5. Make the opposing witness your witness. As a matter of principle, jurors connect with witnesses before they connect, if at all, with the attorneys in the courtroom. This means that witnesses generally have “built-in” credibility. Therefore, in a well-crafted cross-examination, you can establish with the aid of the witness a number of irrefutable facts to argue your theory of the case.

6. Cross-examine the witness early and often before the trial date. In trial, as a matter of principle, you cannot afford to ask a question to which you do not know the answer. You should prepare your cross-examination and test it out with the witness prior to the trial date. In this way, you will learn in advance of the trial date the answer to your question and the reason why that is the answer to your question. Moreover, if the answer to your question is a damaging one, you can either rework the question to one that works for you or abandon it altogether without any risks.

7. Do not repeat the witness’ direct testimony. It is very easy to fall in the trap of allowing the witness to repeat the direct testimony, which results in reinforcing the opposing party’s case and bolstering the witness’ credibility. If the jury hears it once, maybe they will believe it. If they hear it twice, they will probably believe it. And, if it is in writing (like the BAC ticket,) nothing on this earth will persuade then that it’s not true.

8. Do not get greedy. Lengthy cross-examinations are usually disastrous and should rarely be attempted. Your goal is to solicit enough information to argue the theory of your case. Therefore, do not ask one question too many, the witness would love the opportunity to burn you, if possible.

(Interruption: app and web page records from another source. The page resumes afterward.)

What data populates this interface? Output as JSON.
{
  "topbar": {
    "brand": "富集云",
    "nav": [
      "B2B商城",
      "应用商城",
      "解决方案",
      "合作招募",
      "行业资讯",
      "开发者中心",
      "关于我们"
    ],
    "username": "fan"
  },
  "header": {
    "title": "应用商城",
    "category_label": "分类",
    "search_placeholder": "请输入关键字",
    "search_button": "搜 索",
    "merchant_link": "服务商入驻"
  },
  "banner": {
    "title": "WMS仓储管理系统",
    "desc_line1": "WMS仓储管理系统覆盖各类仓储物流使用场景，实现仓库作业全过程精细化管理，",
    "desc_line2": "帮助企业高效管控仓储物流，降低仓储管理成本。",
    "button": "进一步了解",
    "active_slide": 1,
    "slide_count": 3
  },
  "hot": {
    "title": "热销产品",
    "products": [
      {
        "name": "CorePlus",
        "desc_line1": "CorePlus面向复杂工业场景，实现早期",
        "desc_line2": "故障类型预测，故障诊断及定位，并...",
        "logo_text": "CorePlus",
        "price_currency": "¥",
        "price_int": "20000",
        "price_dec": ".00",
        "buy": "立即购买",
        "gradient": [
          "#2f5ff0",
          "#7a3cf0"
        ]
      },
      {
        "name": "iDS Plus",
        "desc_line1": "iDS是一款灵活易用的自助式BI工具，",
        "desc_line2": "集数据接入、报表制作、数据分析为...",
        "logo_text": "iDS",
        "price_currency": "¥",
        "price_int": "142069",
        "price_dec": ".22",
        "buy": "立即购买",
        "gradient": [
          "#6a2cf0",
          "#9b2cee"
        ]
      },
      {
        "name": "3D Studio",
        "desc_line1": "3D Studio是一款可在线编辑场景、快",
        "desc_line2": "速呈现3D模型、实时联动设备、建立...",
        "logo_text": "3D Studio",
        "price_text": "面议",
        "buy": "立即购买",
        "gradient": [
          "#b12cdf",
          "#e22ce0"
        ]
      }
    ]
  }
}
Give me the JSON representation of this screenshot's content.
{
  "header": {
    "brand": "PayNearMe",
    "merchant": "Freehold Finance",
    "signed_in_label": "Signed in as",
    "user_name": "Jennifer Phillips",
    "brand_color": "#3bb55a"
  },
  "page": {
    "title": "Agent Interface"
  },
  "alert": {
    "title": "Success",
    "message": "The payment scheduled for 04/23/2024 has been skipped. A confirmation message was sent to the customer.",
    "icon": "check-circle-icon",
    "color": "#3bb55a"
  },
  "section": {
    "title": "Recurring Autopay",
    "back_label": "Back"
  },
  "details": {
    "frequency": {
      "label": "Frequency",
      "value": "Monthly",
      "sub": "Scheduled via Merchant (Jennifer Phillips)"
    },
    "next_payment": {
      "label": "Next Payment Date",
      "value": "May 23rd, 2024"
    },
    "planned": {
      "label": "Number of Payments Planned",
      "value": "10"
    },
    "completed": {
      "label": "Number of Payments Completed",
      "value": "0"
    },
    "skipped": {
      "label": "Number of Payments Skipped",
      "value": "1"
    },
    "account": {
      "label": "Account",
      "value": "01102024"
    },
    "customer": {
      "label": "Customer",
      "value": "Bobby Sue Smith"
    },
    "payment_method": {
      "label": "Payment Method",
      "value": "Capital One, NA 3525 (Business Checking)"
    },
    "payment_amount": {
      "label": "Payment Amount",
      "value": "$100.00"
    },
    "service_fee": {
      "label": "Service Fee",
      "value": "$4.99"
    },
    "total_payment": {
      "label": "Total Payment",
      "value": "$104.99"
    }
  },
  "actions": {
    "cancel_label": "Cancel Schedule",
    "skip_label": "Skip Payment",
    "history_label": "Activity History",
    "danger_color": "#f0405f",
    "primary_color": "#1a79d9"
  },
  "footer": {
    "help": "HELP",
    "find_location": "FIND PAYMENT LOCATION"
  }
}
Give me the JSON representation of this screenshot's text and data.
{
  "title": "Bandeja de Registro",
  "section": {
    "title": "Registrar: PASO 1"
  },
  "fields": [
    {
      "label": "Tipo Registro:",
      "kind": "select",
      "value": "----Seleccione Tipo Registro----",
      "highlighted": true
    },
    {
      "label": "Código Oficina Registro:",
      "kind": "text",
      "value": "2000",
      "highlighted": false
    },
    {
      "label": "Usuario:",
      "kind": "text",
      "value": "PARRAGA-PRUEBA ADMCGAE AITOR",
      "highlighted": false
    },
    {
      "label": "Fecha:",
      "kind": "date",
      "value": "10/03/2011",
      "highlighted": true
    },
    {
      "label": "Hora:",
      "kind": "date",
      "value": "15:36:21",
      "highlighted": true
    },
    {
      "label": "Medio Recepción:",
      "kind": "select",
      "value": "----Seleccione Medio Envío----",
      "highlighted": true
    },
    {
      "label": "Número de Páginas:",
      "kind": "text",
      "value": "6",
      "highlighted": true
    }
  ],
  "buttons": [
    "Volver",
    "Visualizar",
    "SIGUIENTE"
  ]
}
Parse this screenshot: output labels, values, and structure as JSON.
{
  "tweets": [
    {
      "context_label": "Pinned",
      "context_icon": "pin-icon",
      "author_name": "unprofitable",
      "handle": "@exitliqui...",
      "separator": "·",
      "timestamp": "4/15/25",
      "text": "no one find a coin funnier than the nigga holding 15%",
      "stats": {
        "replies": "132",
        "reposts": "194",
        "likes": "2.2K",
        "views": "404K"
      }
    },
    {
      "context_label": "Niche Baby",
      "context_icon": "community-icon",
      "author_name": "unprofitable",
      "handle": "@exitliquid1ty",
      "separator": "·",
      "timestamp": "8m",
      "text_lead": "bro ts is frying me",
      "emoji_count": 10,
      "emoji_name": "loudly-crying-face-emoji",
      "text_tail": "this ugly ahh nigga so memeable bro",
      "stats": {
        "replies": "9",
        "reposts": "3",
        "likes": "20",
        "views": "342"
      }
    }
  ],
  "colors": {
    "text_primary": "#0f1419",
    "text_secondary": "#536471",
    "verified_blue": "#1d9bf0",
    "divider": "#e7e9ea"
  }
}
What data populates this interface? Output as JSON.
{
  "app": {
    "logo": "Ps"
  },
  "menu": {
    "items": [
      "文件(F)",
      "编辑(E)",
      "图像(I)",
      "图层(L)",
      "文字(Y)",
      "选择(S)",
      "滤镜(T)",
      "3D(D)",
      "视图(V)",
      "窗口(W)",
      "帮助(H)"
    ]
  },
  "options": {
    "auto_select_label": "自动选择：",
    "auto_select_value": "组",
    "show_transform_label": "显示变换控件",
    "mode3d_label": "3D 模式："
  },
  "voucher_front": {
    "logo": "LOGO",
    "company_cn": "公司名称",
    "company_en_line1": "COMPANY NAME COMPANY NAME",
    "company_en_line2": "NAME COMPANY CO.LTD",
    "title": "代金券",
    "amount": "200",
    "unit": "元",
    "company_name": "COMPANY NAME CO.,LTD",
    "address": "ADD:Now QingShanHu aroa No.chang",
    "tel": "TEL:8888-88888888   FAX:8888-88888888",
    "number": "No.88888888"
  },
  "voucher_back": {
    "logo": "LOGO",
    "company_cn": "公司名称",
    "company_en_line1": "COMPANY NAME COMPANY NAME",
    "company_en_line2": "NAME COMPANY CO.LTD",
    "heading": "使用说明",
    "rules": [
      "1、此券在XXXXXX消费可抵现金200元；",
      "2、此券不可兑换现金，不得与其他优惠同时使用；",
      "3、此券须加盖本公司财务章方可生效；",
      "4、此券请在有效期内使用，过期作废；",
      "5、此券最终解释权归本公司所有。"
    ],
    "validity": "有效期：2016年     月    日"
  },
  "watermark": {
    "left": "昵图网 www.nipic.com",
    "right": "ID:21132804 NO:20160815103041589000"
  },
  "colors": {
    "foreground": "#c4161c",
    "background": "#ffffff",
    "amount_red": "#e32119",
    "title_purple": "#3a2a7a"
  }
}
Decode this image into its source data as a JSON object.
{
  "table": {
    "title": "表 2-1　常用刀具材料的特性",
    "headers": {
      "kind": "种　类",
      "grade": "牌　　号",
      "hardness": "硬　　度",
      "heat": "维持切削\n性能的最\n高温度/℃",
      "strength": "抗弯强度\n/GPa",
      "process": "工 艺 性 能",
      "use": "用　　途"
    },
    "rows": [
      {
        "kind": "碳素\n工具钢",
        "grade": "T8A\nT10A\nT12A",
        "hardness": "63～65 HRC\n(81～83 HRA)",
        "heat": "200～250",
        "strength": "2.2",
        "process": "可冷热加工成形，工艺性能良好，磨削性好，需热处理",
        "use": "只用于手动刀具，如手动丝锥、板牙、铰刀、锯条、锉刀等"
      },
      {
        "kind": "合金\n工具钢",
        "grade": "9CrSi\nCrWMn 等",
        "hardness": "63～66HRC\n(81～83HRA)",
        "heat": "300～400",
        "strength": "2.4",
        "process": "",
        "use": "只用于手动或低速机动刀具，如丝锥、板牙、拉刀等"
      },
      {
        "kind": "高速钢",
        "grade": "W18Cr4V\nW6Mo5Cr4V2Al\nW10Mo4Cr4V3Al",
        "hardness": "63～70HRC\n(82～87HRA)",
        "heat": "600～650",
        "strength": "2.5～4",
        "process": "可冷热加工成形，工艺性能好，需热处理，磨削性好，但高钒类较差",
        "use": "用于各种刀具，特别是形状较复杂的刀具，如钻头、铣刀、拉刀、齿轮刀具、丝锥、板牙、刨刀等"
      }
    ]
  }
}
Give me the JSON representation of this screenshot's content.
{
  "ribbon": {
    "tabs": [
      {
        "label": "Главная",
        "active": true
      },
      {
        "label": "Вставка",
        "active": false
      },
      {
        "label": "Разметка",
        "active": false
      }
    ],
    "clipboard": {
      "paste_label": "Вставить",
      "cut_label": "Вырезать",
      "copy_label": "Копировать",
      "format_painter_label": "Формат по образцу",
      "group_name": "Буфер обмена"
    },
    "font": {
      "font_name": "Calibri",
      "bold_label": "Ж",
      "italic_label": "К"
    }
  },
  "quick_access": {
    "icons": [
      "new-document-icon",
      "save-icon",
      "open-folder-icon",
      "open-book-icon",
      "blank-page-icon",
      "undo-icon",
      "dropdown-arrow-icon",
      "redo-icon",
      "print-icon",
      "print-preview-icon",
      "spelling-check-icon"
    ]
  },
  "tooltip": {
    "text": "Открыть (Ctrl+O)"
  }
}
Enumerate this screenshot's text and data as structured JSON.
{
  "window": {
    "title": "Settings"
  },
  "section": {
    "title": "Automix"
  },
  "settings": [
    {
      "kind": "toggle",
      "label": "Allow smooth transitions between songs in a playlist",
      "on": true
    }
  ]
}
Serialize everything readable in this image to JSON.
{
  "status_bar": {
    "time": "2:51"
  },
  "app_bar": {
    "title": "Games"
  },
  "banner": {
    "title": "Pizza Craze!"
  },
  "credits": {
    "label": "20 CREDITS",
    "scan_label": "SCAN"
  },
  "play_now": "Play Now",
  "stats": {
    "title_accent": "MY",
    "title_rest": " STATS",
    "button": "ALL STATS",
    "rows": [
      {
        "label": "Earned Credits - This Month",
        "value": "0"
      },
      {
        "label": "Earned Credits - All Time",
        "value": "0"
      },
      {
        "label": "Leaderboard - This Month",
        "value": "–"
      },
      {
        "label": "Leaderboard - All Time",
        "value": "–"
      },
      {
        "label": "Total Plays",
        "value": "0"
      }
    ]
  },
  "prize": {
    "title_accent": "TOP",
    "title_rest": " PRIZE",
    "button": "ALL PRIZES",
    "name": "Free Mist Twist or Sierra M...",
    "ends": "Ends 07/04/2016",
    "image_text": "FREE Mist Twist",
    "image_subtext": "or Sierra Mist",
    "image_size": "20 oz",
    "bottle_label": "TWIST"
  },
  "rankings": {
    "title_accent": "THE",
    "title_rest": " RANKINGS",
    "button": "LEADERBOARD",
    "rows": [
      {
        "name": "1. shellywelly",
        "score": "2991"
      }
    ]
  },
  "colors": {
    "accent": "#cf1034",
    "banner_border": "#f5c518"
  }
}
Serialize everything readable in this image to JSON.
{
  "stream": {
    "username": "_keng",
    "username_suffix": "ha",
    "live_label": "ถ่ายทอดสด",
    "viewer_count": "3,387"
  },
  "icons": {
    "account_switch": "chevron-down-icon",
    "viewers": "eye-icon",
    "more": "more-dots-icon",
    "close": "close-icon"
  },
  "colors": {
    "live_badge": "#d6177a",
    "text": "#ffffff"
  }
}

Image credit Tanya.


Francisco Duarte is a Seattle-area attorney specializing in DUI defense.